Over 2,000 years ago, Celts lived in Central and Northwestern Europe and celebrated their own type of Halloween, called “Samhain” (meaning Summer’s End). Celts were pagans, people who believed in many gods. They believed that they could communicate with good and evil spirits. The Celts celebrated November 1st as the new year. The night before was remembered as the end of summer, the end of harvest, and the end of the season where there were more hours of sunshine than dark. Samhain was the night when Celts believed the ghosts of the dead returned to earth, damaging farms, causing trouble and communicating with humans.
To honor the ghosts, Celts built huge bonfires, burned portions of their crops, and offered animal sacrifices. The Romans reported the Celts offered humans as sacrifices. The Druids were Celtic priests, in charge of the ceremonies. On the night of Samhain, Druids believed they could communicate with the dead, and told the fortunes of others. After the ceremony was finished, the Celts took fire from the bonfire and lit their hearth fires, believing their home would now be protected from evil spirits.
At about the time of Christ, Romans conquered the Celts of Central Europe and much of Northwestern Europe. Also pagan, Romans celebrated the end of summer with a fall festival geared towards worshipping gods. The Roman Goddess of the harvest was Pomona, and her day was celebrated on November 1st. Pomona was also the goddess of love and fertility. It is believed that on November 1st, single Romans over a certain age were compelled to “marry” someone for a year.
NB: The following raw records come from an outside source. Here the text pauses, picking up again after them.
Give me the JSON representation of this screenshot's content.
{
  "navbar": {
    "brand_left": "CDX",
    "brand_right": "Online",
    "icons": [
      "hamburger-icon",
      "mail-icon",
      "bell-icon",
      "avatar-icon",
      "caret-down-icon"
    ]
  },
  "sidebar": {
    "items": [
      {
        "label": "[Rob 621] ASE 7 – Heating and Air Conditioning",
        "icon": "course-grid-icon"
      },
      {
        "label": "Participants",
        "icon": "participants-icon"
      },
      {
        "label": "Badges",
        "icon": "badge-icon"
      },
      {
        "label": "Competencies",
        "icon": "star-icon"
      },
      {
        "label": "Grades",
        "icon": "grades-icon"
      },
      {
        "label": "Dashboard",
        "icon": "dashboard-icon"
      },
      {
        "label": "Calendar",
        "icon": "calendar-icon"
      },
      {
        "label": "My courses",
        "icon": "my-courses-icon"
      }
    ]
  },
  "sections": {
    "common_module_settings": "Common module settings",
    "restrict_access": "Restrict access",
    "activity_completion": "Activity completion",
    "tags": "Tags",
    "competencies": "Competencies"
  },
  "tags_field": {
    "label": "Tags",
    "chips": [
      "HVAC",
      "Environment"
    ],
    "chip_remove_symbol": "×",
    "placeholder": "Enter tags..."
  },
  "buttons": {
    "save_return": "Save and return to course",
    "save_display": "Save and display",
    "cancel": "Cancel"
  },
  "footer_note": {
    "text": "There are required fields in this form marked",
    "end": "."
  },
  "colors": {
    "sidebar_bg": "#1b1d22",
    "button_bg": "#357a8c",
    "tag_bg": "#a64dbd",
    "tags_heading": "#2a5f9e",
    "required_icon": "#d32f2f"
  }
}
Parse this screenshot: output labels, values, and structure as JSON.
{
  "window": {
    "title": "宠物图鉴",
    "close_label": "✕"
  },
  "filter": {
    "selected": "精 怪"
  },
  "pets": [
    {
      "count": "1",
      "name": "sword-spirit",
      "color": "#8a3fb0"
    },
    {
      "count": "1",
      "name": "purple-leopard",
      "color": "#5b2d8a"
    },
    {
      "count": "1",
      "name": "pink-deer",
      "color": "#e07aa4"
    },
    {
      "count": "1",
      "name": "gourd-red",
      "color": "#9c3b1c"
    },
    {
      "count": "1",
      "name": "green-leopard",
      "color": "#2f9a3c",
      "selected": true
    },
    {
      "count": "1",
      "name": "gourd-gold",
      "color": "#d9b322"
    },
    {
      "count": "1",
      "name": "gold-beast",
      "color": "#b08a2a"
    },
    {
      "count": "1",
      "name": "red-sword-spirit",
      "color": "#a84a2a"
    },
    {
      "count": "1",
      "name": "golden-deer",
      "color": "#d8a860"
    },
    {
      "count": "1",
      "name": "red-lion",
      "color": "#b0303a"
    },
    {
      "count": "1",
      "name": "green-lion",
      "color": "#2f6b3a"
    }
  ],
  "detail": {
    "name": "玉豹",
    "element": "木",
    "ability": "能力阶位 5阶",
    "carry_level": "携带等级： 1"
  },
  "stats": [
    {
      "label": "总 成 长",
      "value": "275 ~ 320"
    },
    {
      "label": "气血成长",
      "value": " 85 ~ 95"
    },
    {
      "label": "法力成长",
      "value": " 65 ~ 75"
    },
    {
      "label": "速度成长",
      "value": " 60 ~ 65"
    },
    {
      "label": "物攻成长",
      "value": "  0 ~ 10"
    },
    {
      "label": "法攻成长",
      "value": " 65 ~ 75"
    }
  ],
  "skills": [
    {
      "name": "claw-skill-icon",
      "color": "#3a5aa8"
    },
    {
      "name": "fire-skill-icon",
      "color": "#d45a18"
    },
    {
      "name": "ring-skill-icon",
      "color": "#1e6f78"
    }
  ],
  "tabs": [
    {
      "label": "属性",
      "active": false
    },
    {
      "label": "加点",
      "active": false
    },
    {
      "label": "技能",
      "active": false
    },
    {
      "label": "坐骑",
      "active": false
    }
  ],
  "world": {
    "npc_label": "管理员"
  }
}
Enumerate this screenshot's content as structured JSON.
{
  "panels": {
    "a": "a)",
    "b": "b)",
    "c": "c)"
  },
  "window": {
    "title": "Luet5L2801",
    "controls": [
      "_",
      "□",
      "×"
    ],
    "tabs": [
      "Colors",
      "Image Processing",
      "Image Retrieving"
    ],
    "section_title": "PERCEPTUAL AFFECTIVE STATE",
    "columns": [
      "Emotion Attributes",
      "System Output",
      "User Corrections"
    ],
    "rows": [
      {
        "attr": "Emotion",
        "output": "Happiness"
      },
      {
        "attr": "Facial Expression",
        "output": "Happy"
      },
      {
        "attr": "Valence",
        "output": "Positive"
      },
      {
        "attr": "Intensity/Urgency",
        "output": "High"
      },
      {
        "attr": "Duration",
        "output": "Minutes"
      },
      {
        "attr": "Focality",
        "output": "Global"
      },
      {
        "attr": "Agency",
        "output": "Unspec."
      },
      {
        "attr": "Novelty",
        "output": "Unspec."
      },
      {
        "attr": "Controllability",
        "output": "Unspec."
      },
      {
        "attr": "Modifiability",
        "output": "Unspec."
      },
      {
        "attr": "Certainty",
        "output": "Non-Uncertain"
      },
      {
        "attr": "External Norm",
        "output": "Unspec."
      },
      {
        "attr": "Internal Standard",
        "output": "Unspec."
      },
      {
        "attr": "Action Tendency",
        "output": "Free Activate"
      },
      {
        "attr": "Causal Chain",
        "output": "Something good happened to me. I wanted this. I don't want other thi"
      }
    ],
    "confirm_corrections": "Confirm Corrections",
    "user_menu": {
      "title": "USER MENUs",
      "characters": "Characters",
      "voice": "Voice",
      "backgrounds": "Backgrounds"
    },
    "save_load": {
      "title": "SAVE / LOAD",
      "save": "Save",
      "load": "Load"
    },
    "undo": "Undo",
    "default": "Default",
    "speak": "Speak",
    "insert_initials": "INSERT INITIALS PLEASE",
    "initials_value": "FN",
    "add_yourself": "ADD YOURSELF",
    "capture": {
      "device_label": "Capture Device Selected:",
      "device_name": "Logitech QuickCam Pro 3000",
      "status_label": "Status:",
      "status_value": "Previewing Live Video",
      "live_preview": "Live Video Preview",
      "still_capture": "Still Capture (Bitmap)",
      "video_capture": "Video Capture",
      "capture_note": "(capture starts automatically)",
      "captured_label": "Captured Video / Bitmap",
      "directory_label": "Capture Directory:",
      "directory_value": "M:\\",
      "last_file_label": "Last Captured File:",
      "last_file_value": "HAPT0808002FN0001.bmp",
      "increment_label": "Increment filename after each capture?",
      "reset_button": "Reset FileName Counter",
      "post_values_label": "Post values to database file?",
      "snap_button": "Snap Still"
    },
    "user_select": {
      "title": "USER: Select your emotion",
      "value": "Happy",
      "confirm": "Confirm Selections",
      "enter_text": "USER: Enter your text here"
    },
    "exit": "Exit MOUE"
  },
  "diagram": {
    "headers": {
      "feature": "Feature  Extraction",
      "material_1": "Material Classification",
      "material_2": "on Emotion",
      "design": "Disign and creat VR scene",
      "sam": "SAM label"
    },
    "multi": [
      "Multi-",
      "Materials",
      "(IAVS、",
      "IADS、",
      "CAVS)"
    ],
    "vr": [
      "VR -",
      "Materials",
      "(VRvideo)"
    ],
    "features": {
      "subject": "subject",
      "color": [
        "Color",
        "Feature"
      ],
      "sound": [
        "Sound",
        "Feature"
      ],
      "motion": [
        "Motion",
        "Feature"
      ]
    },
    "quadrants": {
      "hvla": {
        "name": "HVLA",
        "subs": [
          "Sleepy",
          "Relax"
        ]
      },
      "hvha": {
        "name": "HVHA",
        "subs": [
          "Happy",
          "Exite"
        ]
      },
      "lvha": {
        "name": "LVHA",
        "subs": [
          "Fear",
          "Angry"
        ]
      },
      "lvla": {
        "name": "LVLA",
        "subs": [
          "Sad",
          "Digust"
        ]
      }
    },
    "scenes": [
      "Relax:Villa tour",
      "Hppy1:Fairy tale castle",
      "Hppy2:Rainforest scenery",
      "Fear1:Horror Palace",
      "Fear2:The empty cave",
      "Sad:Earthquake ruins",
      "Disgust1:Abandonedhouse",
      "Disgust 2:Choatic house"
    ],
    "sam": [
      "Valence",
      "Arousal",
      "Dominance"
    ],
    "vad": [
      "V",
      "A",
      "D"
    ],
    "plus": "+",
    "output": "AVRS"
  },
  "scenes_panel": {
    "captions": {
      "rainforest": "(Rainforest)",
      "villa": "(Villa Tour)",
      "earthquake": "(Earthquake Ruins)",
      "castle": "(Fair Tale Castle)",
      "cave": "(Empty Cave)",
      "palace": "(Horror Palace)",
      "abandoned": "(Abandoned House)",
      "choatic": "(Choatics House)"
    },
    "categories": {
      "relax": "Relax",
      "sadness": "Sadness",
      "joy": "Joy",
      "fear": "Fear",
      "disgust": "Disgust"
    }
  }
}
In A.D. 313, Roman Emperor Constantine legalized Christianity, and in 380, Emperor Theodosius I declared Catholic Christianity the official religion of the Roman Empire. Christian leaders decided that instead of banning the celebration of Pomona and Samhain, they would assimilate some of the pagan rites into Christian ones. The day of Pomona became the day to remember and pray for the dead (All Souls Day), and the next day was the day to remember and pray to the Saints (All Saints Day). In England, All Saints Day was referred to as All Hallow’s Day, and the day before, as All Hallow’s Eve (which became Halloween).
On October 31st, 1517, Martin Luther began the Reformation by reportedly nailing a text of 95 points against the Christian Church on the door of All Saint’s Church in Wittenburg. Luther did not agree with the Church how someone became a saint. He thought someone became a saint through the grace of God alone, but the Catholic Christian Church taught that it was also through the actions of man. The Christian Church in Europe then split into the Catholic and Protestant religions.
In some countries of Europe, the celebration of Halloween was seen as Catholic and was outlawed. However, in Protestant England, the English celebrated their victory over Guy Fawkes. Guy Fawkes was a Catholic who tried to blow up the Protestant-sympathetic Parliament in 1605. He was caught and executed. On Guy Fawkes Day (November 5th) every year, the Protestant English would reenact Fawkes’ punishment by parading a scarecrow, the Pope in effigy, and other unpopular political figures, through the streets. Boys would dress up in costume and beg for coal to burn the scarecrows. Then, the scarecrows would be set on fire. Also, boys would play tricks on their neighbors.
In America, Halloween evolved over the last four hundred years and is still evolving. Originally, Halloween was outlawed in many Puritan colonies, but in these colonies many celebrated Guy Fawkes Day and became fascinated with witchcraft and evil spirits. In colonies with religious freedom, Catholics celebrated All Souls Day and All Saints Day. The American Revolution brought forth a huge wave of religious toleration and civic participation, and Halloween started to evolve more into a community event instead of a religious one. Over the 18th and 19th centuries, Halloween became a time for parties, games for children, and matchmaking. In the 1900s, American magazines promoted how to throw the best Halloween parties and large candy manufacturers promoted the idea of giving out candy to those who want to play tricks. As America became modernized and mass media reached all households, it appears that the current Halloween custom was strongly endorsed by candy makers as a way to make more money. Most recently, department stores create and promote Halloween decorations and Americans spend great amounts of time, energy, and resources decorating their homes.
- What was the Celtic celebration of Samhain?
- What was the Roman celebration of Pomona?
- How did the early Christian church make the pagan celebration into a Christian one?
- What was Martin Luther’s protest against the Christian Church’s idea of how someone became a saint?
- About when in American history did the celebration of Halloween become more a community one and less of a religious one?